### DATA
────────────────
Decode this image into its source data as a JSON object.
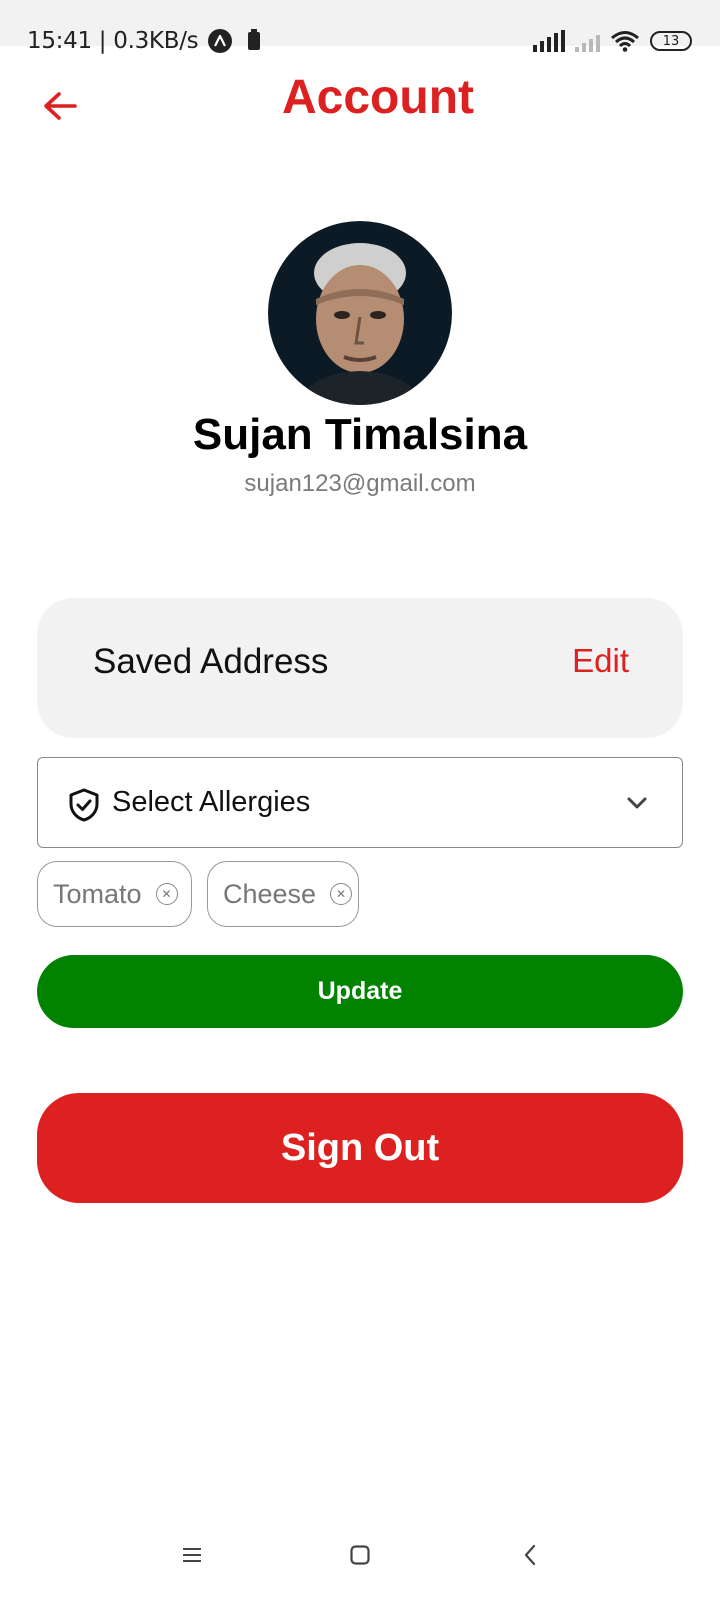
{
  "status_bar": {
    "time_speed": "15:41 | 0.3KB/s",
    "battery": "13"
  },
  "header": {
    "title": "Account"
  },
  "profile": {
    "name": "Sujan Timalsina",
    "email": "sujan123@gmail.com"
  },
  "address": {
    "label": "Saved Address",
    "edit_label": "Edit"
  },
  "allergies": {
    "select_label": "Select Allergies",
    "chips": [
      "Tomato",
      "Cheese"
    ]
  },
  "actions": {
    "update_label": "Update",
    "signout_label": "Sign Out"
  },
  "colors": {
    "accent_red": "#dd2121",
    "update_green": "#018301"
  }
}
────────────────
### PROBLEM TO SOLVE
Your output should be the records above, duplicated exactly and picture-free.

### OUTPUT
Decode this image into its source data as a JSON object.
{
  "status_bar": {
    "time_speed": "15:41 | 0.3KB/s",
    "battery": "13"
  },
  "header": {
    "title": "Account"
  },
  "profile": {
    "name": "Sujan Timalsina",
    "email": "sujan123@gmail.com"
  },
  "address": {
    "label": "Saved Address",
    "edit_label": "Edit"
  },
  "allergies": {
    "select_label": "Select Allergies",
    "chips": [
      "Tomato",
      "Cheese"
    ]
  },
  "actions": {
    "update_label": "Update",
    "signout_label": "Sign Out"
  },
  "colors": {
    "accent_red": "#dd2121",
    "update_green": "#018301"
  }
}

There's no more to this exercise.